Data records
- - - -
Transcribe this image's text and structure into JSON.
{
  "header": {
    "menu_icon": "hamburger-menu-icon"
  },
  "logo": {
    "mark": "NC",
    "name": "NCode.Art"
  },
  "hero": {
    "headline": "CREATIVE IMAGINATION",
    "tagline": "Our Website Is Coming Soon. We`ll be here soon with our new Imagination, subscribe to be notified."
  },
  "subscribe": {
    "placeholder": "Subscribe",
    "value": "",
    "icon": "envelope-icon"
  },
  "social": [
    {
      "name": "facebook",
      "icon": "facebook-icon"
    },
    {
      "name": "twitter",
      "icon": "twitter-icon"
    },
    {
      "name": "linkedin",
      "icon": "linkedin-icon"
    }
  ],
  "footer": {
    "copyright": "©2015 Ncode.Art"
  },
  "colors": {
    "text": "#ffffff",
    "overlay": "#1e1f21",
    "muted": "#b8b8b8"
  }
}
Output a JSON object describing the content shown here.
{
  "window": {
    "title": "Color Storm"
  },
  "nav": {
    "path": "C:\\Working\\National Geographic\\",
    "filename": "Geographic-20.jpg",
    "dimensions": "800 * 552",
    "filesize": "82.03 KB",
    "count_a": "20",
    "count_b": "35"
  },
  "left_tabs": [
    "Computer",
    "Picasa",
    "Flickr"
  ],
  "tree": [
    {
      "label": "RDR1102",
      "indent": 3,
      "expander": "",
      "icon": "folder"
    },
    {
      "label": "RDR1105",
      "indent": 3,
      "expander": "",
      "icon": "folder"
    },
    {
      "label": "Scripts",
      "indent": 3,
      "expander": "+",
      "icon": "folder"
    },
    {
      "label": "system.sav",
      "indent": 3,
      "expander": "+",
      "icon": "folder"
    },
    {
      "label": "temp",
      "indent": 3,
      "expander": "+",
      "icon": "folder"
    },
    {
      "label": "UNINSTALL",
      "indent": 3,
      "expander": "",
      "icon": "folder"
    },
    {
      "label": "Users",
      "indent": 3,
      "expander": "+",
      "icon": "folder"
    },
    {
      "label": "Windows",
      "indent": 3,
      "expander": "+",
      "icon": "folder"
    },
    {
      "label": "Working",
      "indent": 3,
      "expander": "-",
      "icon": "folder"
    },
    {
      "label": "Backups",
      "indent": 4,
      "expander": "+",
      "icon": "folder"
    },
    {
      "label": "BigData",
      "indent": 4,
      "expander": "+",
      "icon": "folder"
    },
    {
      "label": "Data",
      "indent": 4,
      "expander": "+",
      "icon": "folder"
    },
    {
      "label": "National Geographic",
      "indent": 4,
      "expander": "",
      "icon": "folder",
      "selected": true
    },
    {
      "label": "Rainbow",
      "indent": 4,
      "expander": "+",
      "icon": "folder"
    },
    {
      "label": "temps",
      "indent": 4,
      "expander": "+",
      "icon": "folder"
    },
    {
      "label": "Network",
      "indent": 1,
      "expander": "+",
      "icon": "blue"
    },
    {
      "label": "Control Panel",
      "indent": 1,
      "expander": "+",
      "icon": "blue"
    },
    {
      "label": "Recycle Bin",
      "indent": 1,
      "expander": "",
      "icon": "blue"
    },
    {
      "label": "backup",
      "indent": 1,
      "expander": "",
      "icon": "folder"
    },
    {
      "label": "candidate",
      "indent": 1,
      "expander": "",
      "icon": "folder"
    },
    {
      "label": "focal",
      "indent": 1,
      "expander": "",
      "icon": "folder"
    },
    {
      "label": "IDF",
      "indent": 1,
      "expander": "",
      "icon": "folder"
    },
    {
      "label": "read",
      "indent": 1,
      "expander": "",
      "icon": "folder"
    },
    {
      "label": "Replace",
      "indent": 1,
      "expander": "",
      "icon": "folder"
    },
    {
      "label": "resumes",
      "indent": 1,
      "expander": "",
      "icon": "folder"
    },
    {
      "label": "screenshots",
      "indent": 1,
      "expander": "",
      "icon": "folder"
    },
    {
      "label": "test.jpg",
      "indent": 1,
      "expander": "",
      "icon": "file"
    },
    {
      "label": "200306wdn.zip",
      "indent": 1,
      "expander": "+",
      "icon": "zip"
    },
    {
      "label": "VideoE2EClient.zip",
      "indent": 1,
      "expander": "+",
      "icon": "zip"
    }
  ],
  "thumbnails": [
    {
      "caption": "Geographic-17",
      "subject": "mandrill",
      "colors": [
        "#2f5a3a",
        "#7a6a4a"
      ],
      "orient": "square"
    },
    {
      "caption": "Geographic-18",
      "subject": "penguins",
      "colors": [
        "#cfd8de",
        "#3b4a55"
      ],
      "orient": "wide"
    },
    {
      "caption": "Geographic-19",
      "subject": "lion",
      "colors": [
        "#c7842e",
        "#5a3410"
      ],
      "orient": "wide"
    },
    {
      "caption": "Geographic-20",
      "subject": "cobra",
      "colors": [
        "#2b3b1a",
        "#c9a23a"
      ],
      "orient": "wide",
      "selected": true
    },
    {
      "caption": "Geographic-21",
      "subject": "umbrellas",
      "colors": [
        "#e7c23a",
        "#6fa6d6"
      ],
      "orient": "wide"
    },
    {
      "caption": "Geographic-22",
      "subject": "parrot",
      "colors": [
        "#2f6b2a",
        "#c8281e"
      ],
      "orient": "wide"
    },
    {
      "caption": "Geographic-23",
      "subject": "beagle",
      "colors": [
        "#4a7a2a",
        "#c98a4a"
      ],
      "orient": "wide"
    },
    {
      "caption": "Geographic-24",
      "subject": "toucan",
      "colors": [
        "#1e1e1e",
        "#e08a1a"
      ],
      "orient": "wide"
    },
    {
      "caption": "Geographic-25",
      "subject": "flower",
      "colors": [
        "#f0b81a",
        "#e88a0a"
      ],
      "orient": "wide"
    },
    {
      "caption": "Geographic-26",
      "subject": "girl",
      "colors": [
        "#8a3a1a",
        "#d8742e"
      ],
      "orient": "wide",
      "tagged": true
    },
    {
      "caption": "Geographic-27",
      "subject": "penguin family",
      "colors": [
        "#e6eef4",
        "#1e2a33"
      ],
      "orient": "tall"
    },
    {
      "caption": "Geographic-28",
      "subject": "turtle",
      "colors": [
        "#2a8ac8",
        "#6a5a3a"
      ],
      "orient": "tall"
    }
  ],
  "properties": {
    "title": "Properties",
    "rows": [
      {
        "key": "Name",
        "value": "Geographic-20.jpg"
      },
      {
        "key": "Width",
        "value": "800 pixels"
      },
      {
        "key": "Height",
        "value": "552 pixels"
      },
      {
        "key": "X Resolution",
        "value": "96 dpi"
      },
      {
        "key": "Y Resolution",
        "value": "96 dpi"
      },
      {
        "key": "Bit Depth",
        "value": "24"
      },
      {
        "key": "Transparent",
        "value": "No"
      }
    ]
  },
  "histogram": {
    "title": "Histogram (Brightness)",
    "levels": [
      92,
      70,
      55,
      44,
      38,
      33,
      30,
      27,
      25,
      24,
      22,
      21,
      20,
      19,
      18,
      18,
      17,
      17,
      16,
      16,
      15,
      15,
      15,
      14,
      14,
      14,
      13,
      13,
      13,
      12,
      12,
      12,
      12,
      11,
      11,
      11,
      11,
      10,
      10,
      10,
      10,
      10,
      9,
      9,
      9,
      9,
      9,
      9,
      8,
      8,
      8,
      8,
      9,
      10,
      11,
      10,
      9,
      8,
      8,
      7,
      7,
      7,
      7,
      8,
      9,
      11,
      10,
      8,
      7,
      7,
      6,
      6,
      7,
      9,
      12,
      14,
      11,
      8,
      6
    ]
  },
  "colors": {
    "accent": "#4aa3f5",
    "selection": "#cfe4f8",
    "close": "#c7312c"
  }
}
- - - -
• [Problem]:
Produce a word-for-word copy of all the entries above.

• [Result of this task]:
Transcribe this image's text and structure into JSON.
{
  "header": {
    "menu_icon": "hamburger-menu-icon"
  },
  "logo": {
    "mark": "NC",
    "name": "NCode.Art"
  },
  "hero": {
    "headline": "CREATIVE IMAGINATION",
    "tagline": "Our Website Is Coming Soon. We`ll be here soon with our new Imagination, subscribe to be notified."
  },
  "subscribe": {
    "placeholder": "Subscribe",
    "value": "",
    "icon": "envelope-icon"
  },
  "social": [
    {
      "name": "facebook",
      "icon": "facebook-icon"
    },
    {
      "name": "twitter",
      "icon": "twitter-icon"
    },
    {
      "name": "linkedin",
      "icon": "linkedin-icon"
    }
  ],
  "footer": {
    "copyright": "©2015 Ncode.Art"
  },
  "colors": {
    "text": "#ffffff",
    "overlay": "#1e1f21",
    "muted": "#b8b8b8"
  }
}
Output a JSON object describing the content shown here.
{
  "window": {
    "title": "Color Storm"
  },
  "nav": {
    "path": "C:\\Working\\National Geographic\\",
    "filename": "Geographic-20.jpg",
    "dimensions": "800 * 552",
    "filesize": "82.03 KB",
    "count_a": "20",
    "count_b": "35"
  },
  "left_tabs": [
    "Computer",
    "Picasa",
    "Flickr"
  ],
  "tree": [
    {
      "label": "RDR1102",
      "indent": 3,
      "expander": "",
      "icon": "folder"
    },
    {
      "label": "RDR1105",
      "indent": 3,
      "expander": "",
      "icon": "folder"
    },
    {
      "label": "Scripts",
      "indent": 3,
      "expander": "+",
      "icon": "folder"
    },
    {
      "label": "system.sav",
      "indent": 3,
      "expander": "+",
      "icon": "folder"
    },
    {
      "label": "temp",
      "indent": 3,
      "expander": "+",
      "icon": "folder"
    },
    {
      "label": "UNINSTALL",
      "indent": 3,
      "expander": "",
      "icon": "folder"
    },
    {
      "label": "Users",
      "indent": 3,
      "expander": "+",
      "icon": "folder"
    },
    {
      "label": "Windows",
      "indent": 3,
      "expander": "+",
      "icon": "folder"
    },
    {
      "label": "Working",
      "indent": 3,
      "expander": "-",
      "icon": "folder"
    },
    {
      "label": "Backups",
      "indent": 4,
      "expander": "+",
      "icon": "folder"
    },
    {
      "label": "BigData",
      "indent": 4,
      "expander": "+",
      "icon": "folder"
    },
    {
      "label": "Data",
      "indent": 4,
      "expander": "+",
      "icon": "folder"
    },
    {
      "label": "National Geographic",
      "indent": 4,
      "expander": "",
      "icon": "folder",
      "selected": true
    },
    {
      "label": "Rainbow",
      "indent": 4,
      "expander": "+",
      "icon": "folder"
    },
    {
      "label": "temps",
      "indent": 4,
      "expander": "+",
      "icon": "folder"
    },
    {
      "label": "Network",
      "indent": 1,
      "expander": "+",
      "icon": "blue"
    },
    {
      "label": "Control Panel",
      "indent": 1,
      "expander": "+",
      "icon": "blue"
    },
    {
      "label": "Recycle Bin",
      "indent": 1,
      "expander": "",
      "icon": "blue"
    },
    {
      "label": "backup",
      "indent": 1,
      "expander": "",
      "icon": "folder"
    },
    {
      "label": "candidate",
      "indent": 1,
      "expander": "",
      "icon": "folder"
    },
    {
      "label": "focal",
      "indent": 1,
      "expander": "",
      "icon": "folder"
    },
    {
      "label": "IDF",
      "indent": 1,
      "expander": "",
      "icon": "folder"
    },
    {
      "label": "read",
      "indent": 1,
      "expander": "",
      "icon": "folder"
    },
    {
      "label": "Replace",
      "indent": 1,
      "expander": "",
      "icon": "folder"
    },
    {
      "label": "resumes",
      "indent": 1,
      "expander": "",
      "icon": "folder"
    },
    {
      "label": "screenshots",
      "indent": 1,
      "expander": "",
      "icon": "folder"
    },
    {
      "label": "test.jpg",
      "indent": 1,
      "expander": "",
      "icon": "file"
    },
    {
      "label": "200306wdn.zip",
      "indent": 1,
      "expander": "+",
      "icon": "zip"
    },
    {
      "label": "VideoE2EClient.zip",
      "indent": 1,
      "expander": "+",
      "icon": "zip"
    }
  ],
  "thumbnails": [
    {
      "caption": "Geographic-17",
      "subject": "mandrill",
      "colors": [
        "#2f5a3a",
        "#7a6a4a"
      ],
      "orient": "square"
    },
    {
      "caption": "Geographic-18",
      "subject": "penguins",
      "colors": [
        "#cfd8de",
        "#3b4a55"
      ],
      "orient": "wide"
    },
    {
      "caption": "Geographic-19",
      "subject": "lion",
      "colors": [
        "#c7842e",
        "#5a3410"
      ],
      "orient": "wide"
    },
    {
      "caption": "Geographic-20",
      "subject": "cobra",
      "colors": [
        "#2b3b1a",
        "#c9a23a"
      ],
      "orient": "wide",
      "selected": true
    },
    {
      "caption": "Geographic-21",
      "subject": "umbrellas",
      "colors": [
        "#e7c23a",
        "#6fa6d6"
      ],
      "orient": "wide"
    },
    {
      "caption": "Geographic-22",
      "subject": "parrot",
      "colors": [
        "#2f6b2a",
        "#c8281e"
      ],
      "orient": "wide"
    },
    {
      "caption": "Geographic-23",
      "subject": "beagle",
      "colors": [
        "#4a7a2a",
        "#c98a4a"
      ],
      "orient": "wide"
    },
    {
      "caption": "Geographic-24",
      "subject": "toucan",
      "colors": [
        "#1e1e1e",
        "#e08a1a"
      ],
      "orient": "wide"
    },
    {
      "caption": "Geographic-25",
      "subject": "flower",
      "colors": [
        "#f0b81a",
        "#e88a0a"
      ],
      "orient": "wide"
    },
    {
      "caption": "Geographic-26",
      "subject": "girl",
      "colors": [
        "#8a3a1a",
        "#d8742e"
      ],
      "orient": "wide",
      "tagged": true
    },
    {
      "caption": "Geographic-27",
      "subject": "penguin family",
      "colors": [
        "#e6eef4",
        "#1e2a33"
      ],
      "orient": "tall"
    },
    {
      "caption": "Geographic-28",
      "subject": "turtle",
      "colors": [
        "#2a8ac8",
        "#6a5a3a"
      ],
      "orient": "tall"
    }
  ],
  "properties": {
    "title": "Properties",
    "rows": [
      {
        "key": "Name",
        "value": "Geographic-20.jpg"
      },
      {
        "key": "Width",
        "value": "800 pixels"
      },
      {
        "key": "Height",
        "value": "552 pixels"
      },
      {
        "key": "X Resolution",
        "value": "96 dpi"
      },
      {
        "key": "Y Resolution",
        "value": "96 dpi"
      },
      {
        "key": "Bit Depth",
        "value": "24"
      },
      {
        "key": "Transparent",
        "value": "No"
      }
    ]
  },
  "histogram": {
    "title": "Histogram (Brightness)",
    "levels": [
      92,
      70,
      55,
      44,
      38,
      33,
      30,
      27,
      25,
      24,
      22,
      21,
      20,
      19,
      18,
      18,
      17,
      17,
      16,
      16,
      15,
      15,
      15,
      14,
      14,
      14,
      13,
      13,
      13,
      12,
      12,
      12,
      12,
      11,
      11,
      11,
      11,
      10,
      10,
      10,
      10,
      10,
      9,
      9,
      9,
      9,
      9,
      9,
      8,
      8,
      8,
      8,
      9,
      10,
      11,
      10,
      9,
      8,
      8,
      7,
      7,
      7,
      7,
      8,
      9,
      11,
      10,
      8,
      7,
      7,
      6,
      6,
      7,
      9,
      12,
      14,
      11,
      8,
      6
    ]
  },
  "colors": {
    "accent": "#4aa3f5",
    "selection": "#cfe4f8",
    "close": "#c7312c"
  }
}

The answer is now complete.